* **What you have to do**: Output the records below again, precisely as they are written.

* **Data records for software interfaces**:

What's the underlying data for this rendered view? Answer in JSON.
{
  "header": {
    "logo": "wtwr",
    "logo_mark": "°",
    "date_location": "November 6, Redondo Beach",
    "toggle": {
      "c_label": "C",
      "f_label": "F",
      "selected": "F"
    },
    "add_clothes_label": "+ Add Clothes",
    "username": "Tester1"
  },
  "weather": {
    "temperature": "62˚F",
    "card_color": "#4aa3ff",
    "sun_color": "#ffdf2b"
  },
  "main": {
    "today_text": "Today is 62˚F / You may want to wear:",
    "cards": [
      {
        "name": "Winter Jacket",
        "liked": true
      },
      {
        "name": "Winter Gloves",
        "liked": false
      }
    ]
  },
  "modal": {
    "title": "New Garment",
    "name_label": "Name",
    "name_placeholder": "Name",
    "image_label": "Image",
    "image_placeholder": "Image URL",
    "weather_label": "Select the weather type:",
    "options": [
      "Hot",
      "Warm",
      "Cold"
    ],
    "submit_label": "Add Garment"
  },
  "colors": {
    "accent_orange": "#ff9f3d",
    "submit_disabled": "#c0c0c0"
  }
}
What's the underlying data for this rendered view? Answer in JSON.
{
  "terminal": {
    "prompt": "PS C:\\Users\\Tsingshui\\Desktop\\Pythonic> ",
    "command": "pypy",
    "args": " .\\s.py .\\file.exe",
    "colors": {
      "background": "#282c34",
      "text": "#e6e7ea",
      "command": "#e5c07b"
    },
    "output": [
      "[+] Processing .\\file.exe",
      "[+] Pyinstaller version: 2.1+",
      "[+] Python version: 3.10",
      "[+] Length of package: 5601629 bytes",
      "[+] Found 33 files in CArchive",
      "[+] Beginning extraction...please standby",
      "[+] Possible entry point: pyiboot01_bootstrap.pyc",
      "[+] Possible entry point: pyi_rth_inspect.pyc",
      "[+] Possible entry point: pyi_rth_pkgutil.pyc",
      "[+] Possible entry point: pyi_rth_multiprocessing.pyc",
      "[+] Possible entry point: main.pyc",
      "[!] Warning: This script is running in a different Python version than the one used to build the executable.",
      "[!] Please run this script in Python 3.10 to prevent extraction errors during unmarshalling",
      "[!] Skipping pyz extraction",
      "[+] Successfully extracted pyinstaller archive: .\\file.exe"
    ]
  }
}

* **Solution to the problem**:
What's the underlying data for this rendered view? Answer in JSON.
{
  "header": {
    "logo": "wtwr",
    "logo_mark": "°",
    "date_location": "November 6, Redondo Beach",
    "toggle": {
      "c_label": "C",
      "f_label": "F",
      "selected": "F"
    },
    "add_clothes_label": "+ Add Clothes",
    "username": "Tester1"
  },
  "weather": {
    "temperature": "62˚F",
    "card_color": "#4aa3ff",
    "sun_color": "#ffdf2b"
  },
  "main": {
    "today_text": "Today is 62˚F / You may want to wear:",
    "cards": [
      {
        "name": "Winter Jacket",
        "liked": true
      },
      {
        "name": "Winter Gloves",
        "liked": false
      }
    ]
  },
  "modal": {
    "title": "New Garment",
    "name_label": "Name",
    "name_placeholder": "Name",
    "image_label": "Image",
    "image_placeholder": "Image URL",
    "weather_label": "Select the weather type:",
    "options": [
      "Hot",
      "Warm",
      "Cold"
    ],
    "submit_label": "Add Garment"
  },
  "colors": {
    "accent_orange": "#ff9f3d",
    "submit_disabled": "#c0c0c0"
  }
}
What's the underlying data for this rendered view? Answer in JSON.
{
  "terminal": {
    "prompt": "PS C:\\Users\\Tsingshui\\Desktop\\Pythonic> ",
    "command": "pypy",
    "args": " .\\s.py .\\file.exe",
    "colors": {
      "background": "#282c34",
      "text": "#e6e7ea",
      "command": "#e5c07b"
    },
    "output": [
      "[+] Processing .\\file.exe",
      "[+] Pyinstaller version: 2.1+",
      "[+] Python version: 3.10",
      "[+] Length of package: 5601629 bytes",
      "[+] Found 33 files in CArchive",
      "[+] Beginning extraction...please standby",
      "[+] Possible entry point: pyiboot01_bootstrap.pyc",
      "[+] Possible entry point: pyi_rth_inspect.pyc",
      "[+] Possible entry point: pyi_rth_pkgutil.pyc",
      "[+] Possible entry point: pyi_rth_multiprocessing.pyc",
      "[+] Possible entry point: main.pyc",
      "[!] Warning: This script is running in a different Python version than the one used to build the executable.",
      "[!] Please run this script in Python 3.10 to prevent extraction errors during unmarshalling",
      "[!] Skipping pyz extraction",
      "[+] Successfully extracted pyinstaller archive: .\\file.exe"
    ]
  }
}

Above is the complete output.